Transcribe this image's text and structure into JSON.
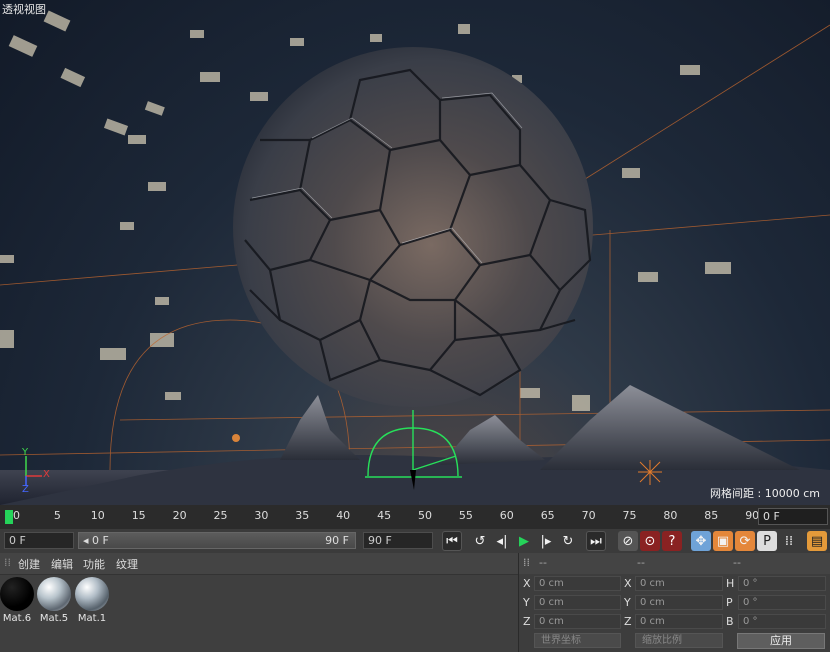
{
  "viewport": {
    "title": "透视视图",
    "grid_readout": "网格间距 : 10000 cm",
    "axis_labels": {
      "x": "X",
      "y": "Y",
      "z": "Z"
    }
  },
  "timeline": {
    "ticks": [
      "0",
      "5",
      "10",
      "15",
      "20",
      "25",
      "30",
      "35",
      "40",
      "45",
      "50",
      "55",
      "60",
      "65",
      "70",
      "75",
      "80",
      "85",
      "90"
    ],
    "end_frame": "0 F",
    "accent": "#25d35a"
  },
  "transport": {
    "current_frame": "0 F",
    "range_start": "◂ 0 F",
    "range_end": "90 F",
    "max_frame": "90 F"
  },
  "material_manager": {
    "menu": [
      "创建",
      "编辑",
      "功能",
      "纹理"
    ],
    "materials": [
      {
        "label": "Mat.6",
        "color": "#000000"
      },
      {
        "label": "Mat.5",
        "color": "#b8c4cc"
      },
      {
        "label": "Mat.1",
        "color": "#b0bcc6"
      }
    ]
  },
  "coordinates": {
    "headers": [
      "--",
      "--",
      "--"
    ],
    "rows": [
      {
        "a_label": "X",
        "a_val": "0 cm",
        "b_label": "X",
        "b_val": "0 cm",
        "c_label": "H",
        "c_val": "0 °"
      },
      {
        "a_label": "Y",
        "a_val": "0 cm",
        "b_label": "Y",
        "b_val": "0 cm",
        "c_label": "P",
        "c_val": "0 °"
      },
      {
        "a_label": "Z",
        "a_val": "0 cm",
        "b_label": "Z",
        "b_val": "0 cm",
        "c_label": "B",
        "c_val": "0 °"
      }
    ],
    "world_dropdown": "世界坐标",
    "scale_dropdown": "缩放比例",
    "apply": "应用"
  }
}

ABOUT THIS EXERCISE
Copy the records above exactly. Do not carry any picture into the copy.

OUTPUT FOR THIS TASK
Transcribe this image's text and structure into JSON.
{
  "viewport": {
    "title": "透视视图",
    "grid_readout": "网格间距 : 10000 cm",
    "axis_labels": {
      "x": "X",
      "y": "Y",
      "z": "Z"
    }
  },
  "timeline": {
    "ticks": [
      "0",
      "5",
      "10",
      "15",
      "20",
      "25",
      "30",
      "35",
      "40",
      "45",
      "50",
      "55",
      "60",
      "65",
      "70",
      "75",
      "80",
      "85",
      "90"
    ],
    "end_frame": "0 F",
    "accent": "#25d35a"
  },
  "transport": {
    "current_frame": "0 F",
    "range_start": "◂ 0 F",
    "range_end": "90 F",
    "max_frame": "90 F"
  },
  "material_manager": {
    "menu": [
      "创建",
      "编辑",
      "功能",
      "纹理"
    ],
    "materials": [
      {
        "label": "Mat.6",
        "color": "#000000"
      },
      {
        "label": "Mat.5",
        "color": "#b8c4cc"
      },
      {
        "label": "Mat.1",
        "color": "#b0bcc6"
      }
    ]
  },
  "coordinates": {
    "headers": [
      "--",
      "--",
      "--"
    ],
    "rows": [
      {
        "a_label": "X",
        "a_val": "0 cm",
        "b_label": "X",
        "b_val": "0 cm",
        "c_label": "H",
        "c_val": "0 °"
      },
      {
        "a_label": "Y",
        "a_val": "0 cm",
        "b_label": "Y",
        "b_val": "0 cm",
        "c_label": "P",
        "c_val": "0 °"
      },
      {
        "a_label": "Z",
        "a_val": "0 cm",
        "b_label": "Z",
        "b_val": "0 cm",
        "c_label": "B",
        "c_val": "0 °"
      }
    ],
    "world_dropdown": "世界坐标",
    "scale_dropdown": "缩放比例",
    "apply": "应用"
  }
}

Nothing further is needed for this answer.